● **What to work on**:
All records, exactly as written, minus the pictures: copy them out.

Start of Block

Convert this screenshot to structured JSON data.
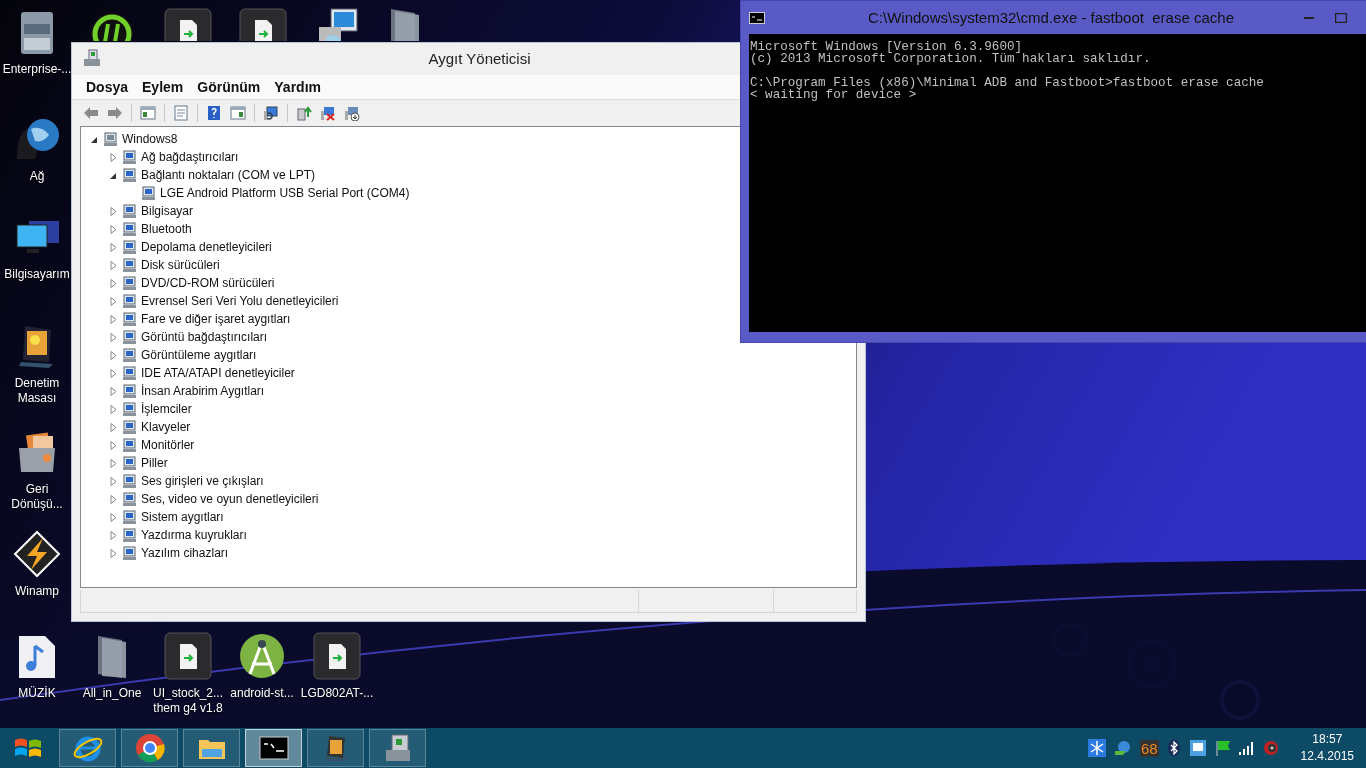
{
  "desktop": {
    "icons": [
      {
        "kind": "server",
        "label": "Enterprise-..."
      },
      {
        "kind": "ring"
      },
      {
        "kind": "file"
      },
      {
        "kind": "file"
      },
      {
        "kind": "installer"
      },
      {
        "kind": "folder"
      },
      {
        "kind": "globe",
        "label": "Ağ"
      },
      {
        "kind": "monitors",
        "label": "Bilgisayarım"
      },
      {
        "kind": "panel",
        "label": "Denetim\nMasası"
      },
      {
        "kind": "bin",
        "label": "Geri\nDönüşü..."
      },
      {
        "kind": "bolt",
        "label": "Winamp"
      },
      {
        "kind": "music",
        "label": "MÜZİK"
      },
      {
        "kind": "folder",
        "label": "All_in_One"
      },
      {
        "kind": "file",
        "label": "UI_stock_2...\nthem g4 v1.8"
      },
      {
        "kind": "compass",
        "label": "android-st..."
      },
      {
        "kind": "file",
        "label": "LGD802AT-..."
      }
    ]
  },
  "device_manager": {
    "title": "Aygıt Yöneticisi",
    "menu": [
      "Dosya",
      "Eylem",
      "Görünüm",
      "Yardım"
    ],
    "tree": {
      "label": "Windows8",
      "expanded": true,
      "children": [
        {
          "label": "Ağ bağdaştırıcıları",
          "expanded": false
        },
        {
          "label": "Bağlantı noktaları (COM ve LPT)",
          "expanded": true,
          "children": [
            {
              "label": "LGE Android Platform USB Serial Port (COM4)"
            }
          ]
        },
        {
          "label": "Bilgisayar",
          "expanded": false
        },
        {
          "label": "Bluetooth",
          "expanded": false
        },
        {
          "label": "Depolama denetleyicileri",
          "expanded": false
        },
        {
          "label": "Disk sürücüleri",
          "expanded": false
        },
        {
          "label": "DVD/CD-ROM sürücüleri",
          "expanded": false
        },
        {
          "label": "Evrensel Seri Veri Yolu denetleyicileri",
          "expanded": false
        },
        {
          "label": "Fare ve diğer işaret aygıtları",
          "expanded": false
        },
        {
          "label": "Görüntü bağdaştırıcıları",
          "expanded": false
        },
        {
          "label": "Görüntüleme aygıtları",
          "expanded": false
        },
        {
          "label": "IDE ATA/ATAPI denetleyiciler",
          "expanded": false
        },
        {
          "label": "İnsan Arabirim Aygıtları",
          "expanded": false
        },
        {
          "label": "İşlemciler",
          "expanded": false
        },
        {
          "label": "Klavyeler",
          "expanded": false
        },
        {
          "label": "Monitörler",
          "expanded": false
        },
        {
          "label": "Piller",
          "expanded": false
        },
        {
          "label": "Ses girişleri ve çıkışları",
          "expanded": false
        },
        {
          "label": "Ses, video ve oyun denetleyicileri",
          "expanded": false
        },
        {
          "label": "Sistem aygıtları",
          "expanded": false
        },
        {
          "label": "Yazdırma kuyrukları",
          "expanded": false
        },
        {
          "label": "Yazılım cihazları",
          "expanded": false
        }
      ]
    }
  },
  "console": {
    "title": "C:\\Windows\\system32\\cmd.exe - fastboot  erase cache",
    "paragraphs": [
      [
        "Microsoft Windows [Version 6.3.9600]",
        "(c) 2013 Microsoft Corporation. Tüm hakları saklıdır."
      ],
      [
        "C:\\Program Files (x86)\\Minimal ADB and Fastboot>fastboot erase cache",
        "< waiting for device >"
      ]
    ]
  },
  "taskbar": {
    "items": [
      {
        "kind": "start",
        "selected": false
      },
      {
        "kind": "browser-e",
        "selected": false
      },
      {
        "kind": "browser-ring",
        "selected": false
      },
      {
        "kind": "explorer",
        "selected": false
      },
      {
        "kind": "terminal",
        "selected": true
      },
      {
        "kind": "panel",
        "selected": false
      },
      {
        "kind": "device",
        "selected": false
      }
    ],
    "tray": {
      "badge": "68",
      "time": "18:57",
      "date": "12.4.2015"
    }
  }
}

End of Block

● **Output for this exercise**:
Convert this screenshot to structured JSON data.
{
  "desktop": {
    "icons": [
      {
        "kind": "server",
        "label": "Enterprise-..."
      },
      {
        "kind": "ring"
      },
      {
        "kind": "file"
      },
      {
        "kind": "file"
      },
      {
        "kind": "installer"
      },
      {
        "kind": "folder"
      },
      {
        "kind": "globe",
        "label": "Ağ"
      },
      {
        "kind": "monitors",
        "label": "Bilgisayarım"
      },
      {
        "kind": "panel",
        "label": "Denetim\nMasası"
      },
      {
        "kind": "bin",
        "label": "Geri\nDönüşü..."
      },
      {
        "kind": "bolt",
        "label": "Winamp"
      },
      {
        "kind": "music",
        "label": "MÜZİK"
      },
      {
        "kind": "folder",
        "label": "All_in_One"
      },
      {
        "kind": "file",
        "label": "UI_stock_2...\nthem g4 v1.8"
      },
      {
        "kind": "compass",
        "label": "android-st..."
      },
      {
        "kind": "file",
        "label": "LGD802AT-..."
      }
    ]
  },
  "device_manager": {
    "title": "Aygıt Yöneticisi",
    "menu": [
      "Dosya",
      "Eylem",
      "Görünüm",
      "Yardım"
    ],
    "tree": {
      "label": "Windows8",
      "expanded": true,
      "children": [
        {
          "label": "Ağ bağdaştırıcıları",
          "expanded": false
        },
        {
          "label": "Bağlantı noktaları (COM ve LPT)",
          "expanded": true,
          "children": [
            {
              "label": "LGE Android Platform USB Serial Port (COM4)"
            }
          ]
        },
        {
          "label": "Bilgisayar",
          "expanded": false
        },
        {
          "label": "Bluetooth",
          "expanded": false
        },
        {
          "label": "Depolama denetleyicileri",
          "expanded": false
        },
        {
          "label": "Disk sürücüleri",
          "expanded": false
        },
        {
          "label": "DVD/CD-ROM sürücüleri",
          "expanded": false
        },
        {
          "label": "Evrensel Seri Veri Yolu denetleyicileri",
          "expanded": false
        },
        {
          "label": "Fare ve diğer işaret aygıtları",
          "expanded": false
        },
        {
          "label": "Görüntü bağdaştırıcıları",
          "expanded": false
        },
        {
          "label": "Görüntüleme aygıtları",
          "expanded": false
        },
        {
          "label": "IDE ATA/ATAPI denetleyiciler",
          "expanded": false
        },
        {
          "label": "İnsan Arabirim Aygıtları",
          "expanded": false
        },
        {
          "label": "İşlemciler",
          "expanded": false
        },
        {
          "label": "Klavyeler",
          "expanded": false
        },
        {
          "label": "Monitörler",
          "expanded": false
        },
        {
          "label": "Piller",
          "expanded": false
        },
        {
          "label": "Ses girişleri ve çıkışları",
          "expanded": false
        },
        {
          "label": "Ses, video ve oyun denetleyicileri",
          "expanded": false
        },
        {
          "label": "Sistem aygıtları",
          "expanded": false
        },
        {
          "label": "Yazdırma kuyrukları",
          "expanded": false
        },
        {
          "label": "Yazılım cihazları",
          "expanded": false
        }
      ]
    }
  },
  "console": {
    "title": "C:\\Windows\\system32\\cmd.exe - fastboot  erase cache",
    "paragraphs": [
      [
        "Microsoft Windows [Version 6.3.9600]",
        "(c) 2013 Microsoft Corporation. Tüm hakları saklıdır."
      ],
      [
        "C:\\Program Files (x86)\\Minimal ADB and Fastboot>fastboot erase cache",
        "< waiting for device >"
      ]
    ]
  },
  "taskbar": {
    "items": [
      {
        "kind": "start",
        "selected": false
      },
      {
        "kind": "browser-e",
        "selected": false
      },
      {
        "kind": "browser-ring",
        "selected": false
      },
      {
        "kind": "explorer",
        "selected": false
      },
      {
        "kind": "terminal",
        "selected": true
      },
      {
        "kind": "panel",
        "selected": false
      },
      {
        "kind": "device",
        "selected": false
      }
    ],
    "tray": {
      "badge": "68",
      "time": "18:57",
      "date": "12.4.2015"
    }
  }
}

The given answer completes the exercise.